Edouard Vuillard Galleries
Jean-Edouard Vuillard, the son of a retired captain, spent his youth at Cuiseaux (Saone-et-Loire); in 1878 his family moved to Paris in modest circumstances. After his father\'s death, in 1884, Vuillard received a scholarship to continue his education. In the Lycee Condorcet Vuillard met Ker Xavier Roussel (also a future painter and Vuillard\'s future brother in law), Maurice Denis, musician Pierre Hermant, writer Pierre Veber and Lugne-Poe. On Roussel\'s advice he refused a military career and entered the Ecole des Beaux-Arts, where he met Pierre Bonnard.
In 1885, Vuillard left the Lycee Condorcet and joined his closest friend Roussel at the studio of painter Diogene Maillart. There, Roussel and Vuillard received the rudiments of artistic training. Related Paintings of Edouard Vuillard :. | Edward s home | Wallace of Venus | Lucy Pauline | Thread | Weil lady and her children |
Related Artists:George Desmarees
was born in 1697 at Stockholm, where he was instructed in painting by Peter Martin van Meytens, whose assistant he afterwards became. In 1724 he made a stay in Amsterdam, and in the following year in Nuremberg and then in Venice, where he received further tuition from Piazzetta. In 1731 he settled in Munich, where he became court painter, and where he continued to reside till his death in 1776. A portrait of himself and one of his daughter are, with a third in the Munich Gallery, and other portraits by him are at Augsburg.
Jan Hendrik Weissenbruch
painted Milking cows underneath the willows in Cassius Marcellus Coolidge
(September 18, 1844?CJanuary 13, 1934) was an American artist, best known for a series of nine paintings of anthropomorphized dogs.
Born in upstate New York to abolitionist Quaker farmers, Coolidge was known to friends and family as "Cash." While he had no formal training as an artist his natural aptitude for drawing led him to create cartoons for his local newspaper when in his twenties.
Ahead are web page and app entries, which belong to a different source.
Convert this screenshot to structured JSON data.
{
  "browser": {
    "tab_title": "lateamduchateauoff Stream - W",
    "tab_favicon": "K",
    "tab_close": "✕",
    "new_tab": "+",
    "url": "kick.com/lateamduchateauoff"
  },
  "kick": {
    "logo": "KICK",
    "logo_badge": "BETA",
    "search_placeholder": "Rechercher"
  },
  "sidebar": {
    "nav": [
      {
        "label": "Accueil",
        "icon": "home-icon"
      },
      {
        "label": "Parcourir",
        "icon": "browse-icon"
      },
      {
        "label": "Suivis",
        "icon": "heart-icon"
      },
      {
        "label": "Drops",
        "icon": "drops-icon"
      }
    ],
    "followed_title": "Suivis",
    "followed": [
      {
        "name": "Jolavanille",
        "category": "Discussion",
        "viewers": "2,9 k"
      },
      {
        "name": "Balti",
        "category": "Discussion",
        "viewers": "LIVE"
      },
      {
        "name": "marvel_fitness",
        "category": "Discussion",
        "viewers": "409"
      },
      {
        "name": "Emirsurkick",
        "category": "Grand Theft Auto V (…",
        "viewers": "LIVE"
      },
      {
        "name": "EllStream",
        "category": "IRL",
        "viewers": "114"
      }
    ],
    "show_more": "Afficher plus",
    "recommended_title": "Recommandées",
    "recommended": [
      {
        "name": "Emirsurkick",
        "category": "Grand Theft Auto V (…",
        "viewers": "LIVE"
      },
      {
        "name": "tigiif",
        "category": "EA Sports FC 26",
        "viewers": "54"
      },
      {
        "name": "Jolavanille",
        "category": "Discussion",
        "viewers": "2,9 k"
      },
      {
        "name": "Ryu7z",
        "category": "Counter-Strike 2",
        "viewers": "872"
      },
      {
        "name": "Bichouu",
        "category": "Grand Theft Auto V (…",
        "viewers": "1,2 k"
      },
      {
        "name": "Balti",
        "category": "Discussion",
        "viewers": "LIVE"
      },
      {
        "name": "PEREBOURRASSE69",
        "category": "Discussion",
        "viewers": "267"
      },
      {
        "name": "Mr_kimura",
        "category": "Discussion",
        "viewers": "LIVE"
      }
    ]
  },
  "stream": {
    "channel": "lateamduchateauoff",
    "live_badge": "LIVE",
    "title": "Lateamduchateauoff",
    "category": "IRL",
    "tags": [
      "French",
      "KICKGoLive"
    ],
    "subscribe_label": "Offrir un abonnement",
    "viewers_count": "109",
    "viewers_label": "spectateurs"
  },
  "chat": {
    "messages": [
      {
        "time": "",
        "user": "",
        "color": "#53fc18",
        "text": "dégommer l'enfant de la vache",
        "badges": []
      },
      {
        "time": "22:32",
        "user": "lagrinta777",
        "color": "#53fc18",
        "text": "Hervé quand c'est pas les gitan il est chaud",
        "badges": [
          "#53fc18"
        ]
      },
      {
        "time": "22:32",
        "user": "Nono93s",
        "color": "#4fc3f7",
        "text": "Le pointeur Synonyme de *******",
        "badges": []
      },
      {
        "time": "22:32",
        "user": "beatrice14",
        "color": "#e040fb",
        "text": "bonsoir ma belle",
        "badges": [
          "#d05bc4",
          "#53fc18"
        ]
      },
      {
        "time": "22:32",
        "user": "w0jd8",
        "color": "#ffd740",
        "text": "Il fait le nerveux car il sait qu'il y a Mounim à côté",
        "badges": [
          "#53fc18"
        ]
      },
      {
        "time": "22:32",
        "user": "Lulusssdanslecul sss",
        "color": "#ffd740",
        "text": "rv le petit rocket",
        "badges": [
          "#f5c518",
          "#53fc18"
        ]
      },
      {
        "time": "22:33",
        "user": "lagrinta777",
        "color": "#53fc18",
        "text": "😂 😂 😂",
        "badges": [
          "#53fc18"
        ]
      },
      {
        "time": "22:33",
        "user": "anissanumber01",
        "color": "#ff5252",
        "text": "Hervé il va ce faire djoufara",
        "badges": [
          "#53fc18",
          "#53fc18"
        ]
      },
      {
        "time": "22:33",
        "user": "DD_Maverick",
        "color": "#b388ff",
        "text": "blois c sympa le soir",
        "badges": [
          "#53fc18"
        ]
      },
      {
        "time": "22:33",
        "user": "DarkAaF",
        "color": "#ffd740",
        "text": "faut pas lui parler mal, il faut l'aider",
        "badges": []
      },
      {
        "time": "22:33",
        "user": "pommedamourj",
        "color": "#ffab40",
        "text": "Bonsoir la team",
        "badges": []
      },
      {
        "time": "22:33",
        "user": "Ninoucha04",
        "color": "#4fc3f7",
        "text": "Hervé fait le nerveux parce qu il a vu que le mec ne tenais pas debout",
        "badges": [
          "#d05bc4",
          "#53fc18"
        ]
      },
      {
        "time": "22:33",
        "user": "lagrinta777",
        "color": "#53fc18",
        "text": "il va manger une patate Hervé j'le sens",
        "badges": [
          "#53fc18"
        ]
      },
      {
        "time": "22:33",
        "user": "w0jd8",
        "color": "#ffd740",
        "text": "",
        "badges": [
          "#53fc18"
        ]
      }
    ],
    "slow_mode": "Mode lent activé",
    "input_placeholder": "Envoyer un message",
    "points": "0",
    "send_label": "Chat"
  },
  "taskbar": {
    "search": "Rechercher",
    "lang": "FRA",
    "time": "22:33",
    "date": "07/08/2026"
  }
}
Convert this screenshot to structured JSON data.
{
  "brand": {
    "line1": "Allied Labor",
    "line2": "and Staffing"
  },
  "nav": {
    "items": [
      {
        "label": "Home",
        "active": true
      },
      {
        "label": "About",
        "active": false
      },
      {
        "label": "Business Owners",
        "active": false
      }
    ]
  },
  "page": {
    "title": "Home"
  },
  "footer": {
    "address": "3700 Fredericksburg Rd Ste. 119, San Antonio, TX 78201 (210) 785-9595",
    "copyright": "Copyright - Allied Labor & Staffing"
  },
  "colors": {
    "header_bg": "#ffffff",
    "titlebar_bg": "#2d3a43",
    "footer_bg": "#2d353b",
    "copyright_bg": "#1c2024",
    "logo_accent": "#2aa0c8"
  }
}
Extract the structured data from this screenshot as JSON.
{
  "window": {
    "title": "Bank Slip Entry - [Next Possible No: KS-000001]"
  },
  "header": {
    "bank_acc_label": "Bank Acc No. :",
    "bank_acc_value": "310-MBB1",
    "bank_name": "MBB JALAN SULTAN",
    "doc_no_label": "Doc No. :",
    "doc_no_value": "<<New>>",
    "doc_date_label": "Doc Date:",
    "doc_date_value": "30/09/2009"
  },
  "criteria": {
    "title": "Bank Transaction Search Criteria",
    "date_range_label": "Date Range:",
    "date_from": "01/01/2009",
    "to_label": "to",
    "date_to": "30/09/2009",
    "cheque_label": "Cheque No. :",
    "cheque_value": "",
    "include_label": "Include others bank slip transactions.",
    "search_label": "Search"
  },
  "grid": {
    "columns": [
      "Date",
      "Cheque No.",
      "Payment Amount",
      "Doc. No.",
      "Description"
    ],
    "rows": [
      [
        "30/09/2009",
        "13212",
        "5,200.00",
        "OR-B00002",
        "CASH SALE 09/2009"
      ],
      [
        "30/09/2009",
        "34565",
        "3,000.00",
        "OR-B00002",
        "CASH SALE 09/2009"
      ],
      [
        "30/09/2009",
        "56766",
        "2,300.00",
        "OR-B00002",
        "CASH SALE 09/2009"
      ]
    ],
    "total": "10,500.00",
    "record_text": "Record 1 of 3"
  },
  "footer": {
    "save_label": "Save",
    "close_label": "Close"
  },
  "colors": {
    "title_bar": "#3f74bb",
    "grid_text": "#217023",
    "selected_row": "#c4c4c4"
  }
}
He is credited with creating Comic Foregrounds, life-size cutouts into which one's head was placed so as to be photographed as an amusing character.
In 1903, Coolidge contracted with the advertising firm of Brown & Bigelow of St. Paul, Minnesota, to create sixteen oil paintings of dogs in various human poses.